It's the phone thing

You know I'm a bit of a Simon Sinek fan, so I was not surprised when this interview he gave became a bit of a thing.

So much so there was a Facebook live event to talk about the topic further

Because I am a swirling mass of contradictions and I know that there is always an opposing idea, story or opinion, I like to seek those out. I came across this piece on LinkedIn with a different opinion on millennials.


And because I am, 'a swirling mass of contradictions', I agree with both of them. I do believe we need to think and talk about this in relation to health care. I don't want to be put in a category or a box and I doubt anyone else does? But I do want to belong and be included, so there must be a balance. I am therefore going to side step the whole millennial topic (for now). If you want to share your thoughts with me that would be great, as I do think it's a fascinating topic.

There is one point that I believe is the take home message, and that is the 'phone thing'. I don't think the use of phones is a generational thing and we do need to think about how this works in and for healthcare.

I know we need to answer phones to deal with patient needs; the ward coordinator to take handover from the emergency department, the doctor to take the call about a patient, the manager to know about the problem with the clinic equipment, the call to talk to a worried mother or husband.

So this is one of our greatest challenges and one of our greatest opportunities.

I've sat talking to someone, raising issues I was concerned and cared about, they received a text, read it and responded to it.  I felt invisible. Worthless. Not valued. Not important. I've sat in meetings when people have made calls, answered calls, sent texts, interrupted and ignored the meeting and those running it. It was annoying, embarrassing and frustrating.

If I feel worthless and invisible when other people use their phone how do I make others feel if I grab my phone to look at that text, or if I take that call.

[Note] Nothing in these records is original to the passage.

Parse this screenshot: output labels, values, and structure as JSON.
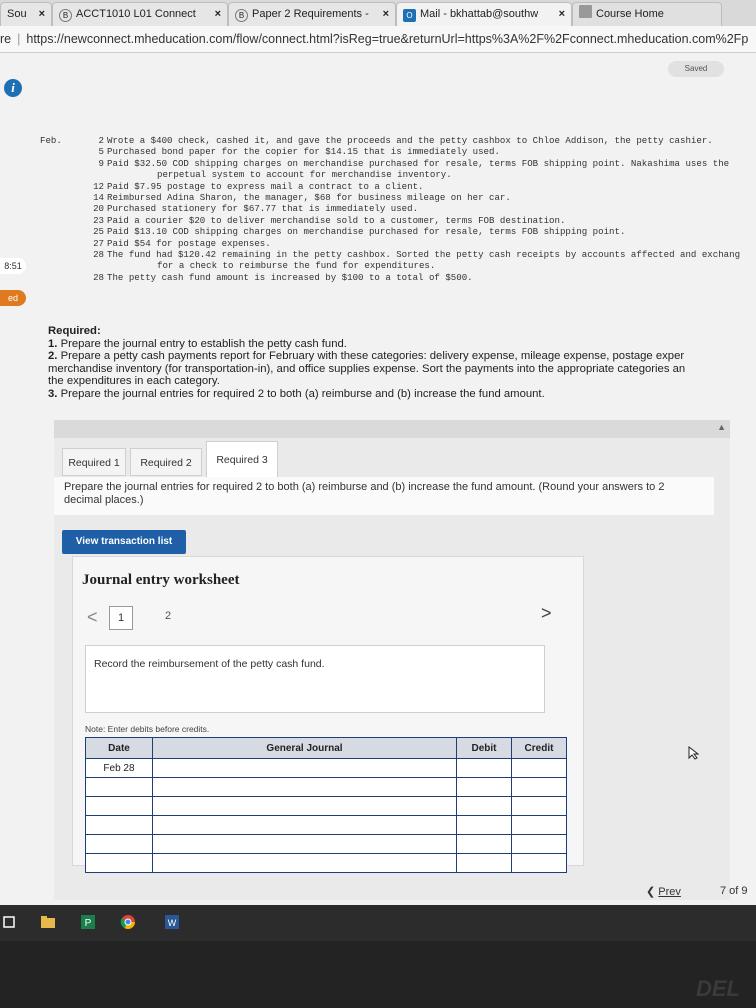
{
  "tabs": [
    {
      "label": "Sou",
      "close": "×"
    },
    {
      "label": "ACCT1010 L01 Connect",
      "close": "×",
      "icon": "B"
    },
    {
      "label": "Paper 2 Requirements -",
      "close": "×",
      "icon": "B"
    },
    {
      "label": "Mail - bkhattab@southw",
      "close": "×",
      "icon": "O"
    },
    {
      "label": "Course Home"
    }
  ],
  "address_prefix": "re",
  "url": "https://newconnect.mheducation.com/flow/connect.html?isReg=true&returnUrl=https%3A%2F%2Fconnect.mheducation.com%2Fp",
  "status": {
    "saved": "Saved"
  },
  "side_badges": {
    "timer": "8:51",
    "label": "ed"
  },
  "problem": {
    "month": "Feb.",
    "lines": [
      {
        "day": "2",
        "text": "Wrote a $400 check, cashed it, and gave the proceeds and the petty cashbox to Chloe Addison, the petty cashier."
      },
      {
        "day": "5",
        "text": "Purchased bond paper for the copier for $14.15 that is immediately used."
      },
      {
        "day": "9",
        "text": "Paid $32.50 COD shipping charges on merchandise purchased for resale, terms FOB shipping point. Nakashima uses the",
        "cont": "perpetual system to account for merchandise inventory."
      },
      {
        "day": "12",
        "text": "Paid $7.95 postage to express mail a contract to a client."
      },
      {
        "day": "14",
        "text": "Reimbursed Adina Sharon, the manager, $68 for business mileage on her car."
      },
      {
        "day": "20",
        "text": "Purchased stationery for $67.77 that is immediately used."
      },
      {
        "day": "23",
        "text": "Paid a courier $20 to deliver merchandise sold to a customer, terms FOB destination."
      },
      {
        "day": "25",
        "text": "Paid $13.10 COD shipping charges on merchandise purchased for resale, terms FOB shipping point."
      },
      {
        "day": "27",
        "text": "Paid $54 for postage expenses."
      },
      {
        "day": "28",
        "text": "The fund had $120.42 remaining in the petty cashbox. Sorted the petty cash receipts by accounts affected and exchang",
        "cont": "for a check to reimburse the fund for expenditures."
      },
      {
        "day": "28",
        "text": "The petty cash fund amount is increased by $100 to a total of $500."
      }
    ]
  },
  "required": {
    "heading": "Required:",
    "items": [
      {
        "num": "1.",
        "text": "Prepare the journal entry to establish the petty cash fund."
      },
      {
        "num": "2.",
        "text": "Prepare a petty cash payments report for February with these categories: delivery expense, mileage expense, postage exper",
        "cont": [
          "merchandise inventory (for transportation-in), and office supplies expense. Sort the payments into the appropriate categories an",
          "the expenditures in each category."
        ]
      },
      {
        "num": "3.",
        "text": "Prepare the journal entries for required 2 to both (a) reimburse and (b) increase the fund amount."
      }
    ]
  },
  "req_tabs": [
    "Required 1",
    "Required 2",
    "Required 3"
  ],
  "instruction": "Prepare the journal entries for required 2 to both (a) reimburse and (b) increase the fund amount. (Round your answers to 2 decimal places.)",
  "view_button": "View transaction list",
  "worksheet": {
    "title": "Journal entry worksheet",
    "prev": "<",
    "next": ">",
    "pages": [
      "1",
      "2"
    ],
    "record_text": "Record the reimbursement of the petty cash fund.",
    "note": "Note: Enter debits before credits.",
    "columns": [
      "Date",
      "General Journal",
      "Debit",
      "Credit"
    ],
    "rows": [
      {
        "date": "Feb 28",
        "account": "",
        "debit": "",
        "credit": ""
      },
      {
        "date": "",
        "account": "",
        "debit": "",
        "credit": ""
      },
      {
        "date": "",
        "account": "",
        "debit": "",
        "credit": ""
      },
      {
        "date": "",
        "account": "",
        "debit": "",
        "credit": ""
      },
      {
        "date": "",
        "account": "",
        "debit": "",
        "credit": ""
      },
      {
        "date": "",
        "account": "",
        "debit": "",
        "credit": ""
      }
    ]
  },
  "footer_nav": {
    "prev_label": "Prev",
    "page": "7 of 9"
  },
  "brand": "DEL",
  "colors": {
    "accent": "#1f5fa8",
    "table_border": "#1d3e77",
    "timer_badge": "#ffffff",
    "label_badge": "#e07a1f"
  }
}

I now act consciously with my phone, in meetings, and definitely when talking or meeting one on one with someone. I even go places without my phone. Now, you might say that its because my role is not important, vital or urgent, so it doesn't matter. Is it? Or is that our ego telling us that? Do we need those constant phone interactions to make us feel that we matter. I would challenge you that we don't.

I think we owe it to ourselves to take a look at our phones, look away and then look at our egos. When I moved from a service manager role to my current role, I knew that there would be a change. As a service manager I was in demand constantly, there was always a fire or a deadline, a call to return or someone that needed me. I was aware that stepping away from that would affect my ego, I recognised this, reflected on my ego and what that feels like for me and prepared for the change.

I thought about the link between feeling important, feeling needed, making a difference and where that comes from and how they are linked.

We are all important in this thing called healthcare, we all matter and we all make a difference. Where we can make a real difference is giving people our real attention when we are talking or meeting with them.

 

For more on this topic

Can we be addicted to texting?

Want to track your mobile phone use

5 Simple tips to spend less time on your phone

The joy of missing out

Maybe not a generational thing

7 TED talks that will inspire you to unplug

 

 

 

Katie QuinneyPhones, Generations